MS











Saturday, February 6, 2016

AO Negative to Positive Alert

Ok, what a strange sounding title for a post. However, one of the patterns I have noticed is when the Arctic Oscillation is in a significantly negative mode (-3 to -5) but trending positively toward neutral, milder air is attempting to return to our region after a stout cold blast.

Often associated with milder air will be a storm system that gathers moisture from the Gulf. As long as the track of the low pressure area does not take a route to the Great Lakes, which should not happen in this case but is still possible, some type of significant wintry weather will occur in our region.

However, I really would not say that this storm system, if it can develop, will be as memorable as the January Jukebox when everyone was doing snow dances to the sound of snowflakes piling up in their neighborhoods.

Look, this storm system has not developed yet, but the AO will be trending toward neutral at about the same time the models are developing a potential winter storm. But, the other teleconnections that I like to use are pretty much out to lunch or are on vacation.

The NAO, EPO, and PNA will all be positive. Therefore, if it does snow, look for a heavy perhaps wet snow, good-packing unlike last month's snowfall for many that was more dry and powdery.

Since snow ratios will be lower in number due to the high water content, I would expect lesser accumulations as the snow will pack down an already existing base.

IF this storm system develops and will produce snow for our region, which could happen in the vicinity of February 14.
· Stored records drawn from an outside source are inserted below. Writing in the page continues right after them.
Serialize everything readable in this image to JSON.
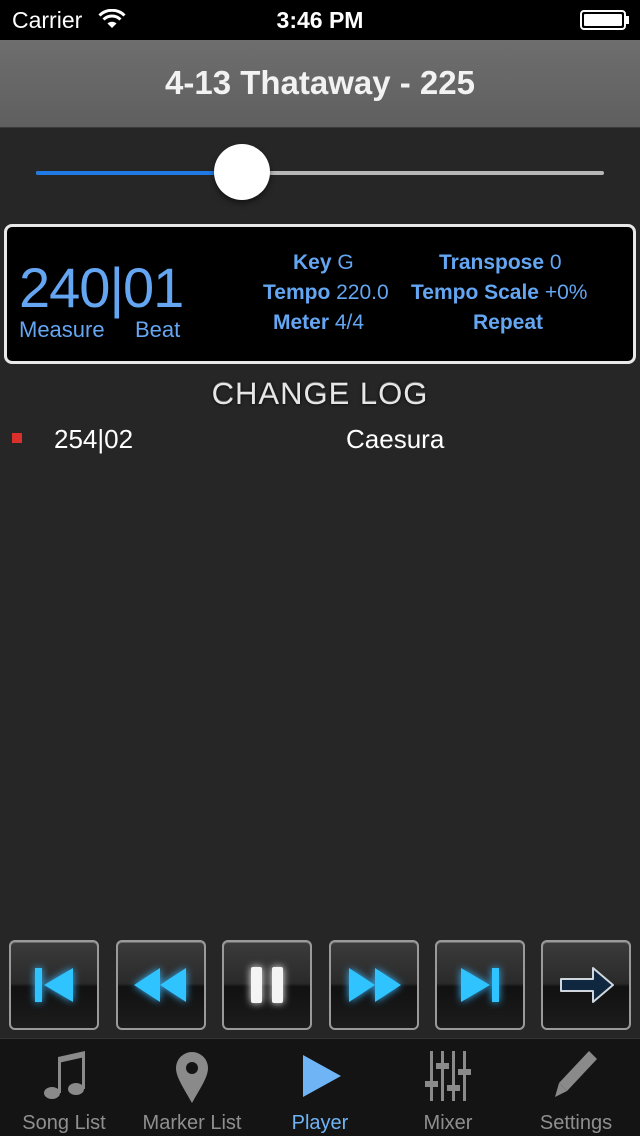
{
  "status_bar": {
    "carrier": "Carrier",
    "time": "3:46 PM"
  },
  "header": {
    "title": "4-13 Thataway - 225"
  },
  "slider": {
    "position_fraction": 0.363
  },
  "position": {
    "measure_value": "240",
    "separator": "|",
    "beat_value": "01",
    "measure_label": "Measure",
    "beat_label": "Beat"
  },
  "info": {
    "key_label": "Key",
    "key_value": "G",
    "tempo_label": "Tempo",
    "tempo_value": "220.0",
    "meter_label": "Meter",
    "meter_value": "4/4",
    "transpose_label": "Transpose",
    "transpose_value": "0",
    "tempo_scale_label": "Tempo Scale",
    "tempo_scale_value": "+0%",
    "repeat_label": "Repeat"
  },
  "change_log": {
    "title": "CHANGE LOG",
    "entries": [
      {
        "position": "254|02",
        "event": "Caesura"
      }
    ]
  },
  "transport": {
    "buttons": [
      "skip-to-start",
      "rewind",
      "pause",
      "fast-forward",
      "skip-to-end",
      "next-arrow"
    ]
  },
  "tabs": [
    {
      "label": "Song List",
      "icon": "music-note-icon"
    },
    {
      "label": "Marker List",
      "icon": "map-pin-icon"
    },
    {
      "label": "Player",
      "icon": "play-icon",
      "active": true
    },
    {
      "label": "Mixer",
      "icon": "sliders-icon"
    },
    {
      "label": "Settings",
      "icon": "pencil-icon"
    }
  ],
  "colors": {
    "accent": "#64a6f2",
    "slider_fill": "#1f7ae6",
    "log_bullet": "#d9302c",
    "tab_active": "#6fb4f5"
  }
}
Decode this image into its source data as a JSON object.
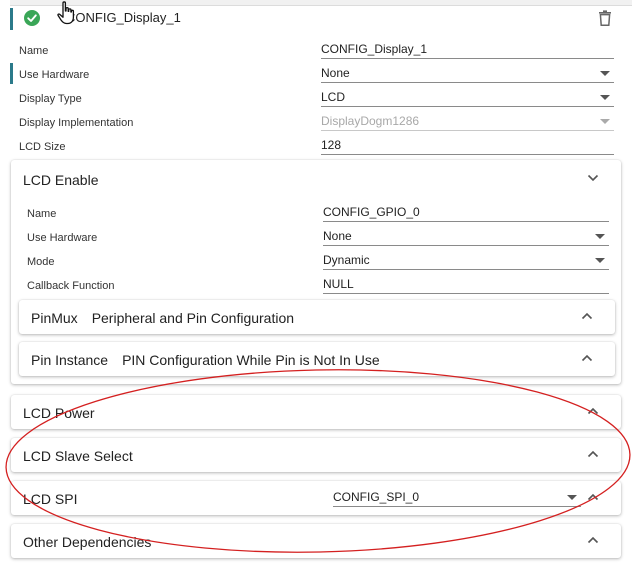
{
  "header": {
    "title": "CONFIG_Display_1",
    "accent_color": "#2b7a8a",
    "check_color": "#3aa657"
  },
  "display_fields": [
    {
      "label": "Name",
      "value": "CONFIG_Display_1",
      "type": "text"
    },
    {
      "label": "Use Hardware",
      "value": "None",
      "type": "select"
    },
    {
      "label": "Display Type",
      "value": "LCD",
      "type": "select"
    },
    {
      "label": "Display Implementation",
      "value": "DisplayDogm1286",
      "type": "select",
      "disabled": true
    },
    {
      "label": "LCD Size",
      "value": "128",
      "type": "text"
    }
  ],
  "lcd_enable": {
    "title": "LCD Enable",
    "fields": [
      {
        "label": "Name",
        "value": "CONFIG_GPIO_0",
        "type": "text"
      },
      {
        "label": "Use Hardware",
        "value": "None",
        "type": "select"
      },
      {
        "label": "Mode",
        "value": "Dynamic",
        "type": "select"
      },
      {
        "label": "Callback Function",
        "value": "NULL",
        "type": "text"
      }
    ],
    "subsections": [
      {
        "title": "PinMux",
        "subtitle": "Peripheral and Pin Configuration"
      },
      {
        "title": "Pin Instance",
        "subtitle": "PIN Configuration While Pin is Not In Use"
      }
    ]
  },
  "sections": [
    {
      "title": "LCD Power"
    },
    {
      "title": "LCD Slave Select"
    },
    {
      "title": "LCD SPI",
      "value": "CONFIG_SPI_0"
    },
    {
      "title": "Other Dependencies"
    }
  ],
  "annotation_color": "#d42020"
}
At this time, it would be impossible to peg amounts. I am just letting you know that this storm system does have a teleconnection that favors a winter storm for someone, hopefully our region if of course you're a snow lover like me.

MS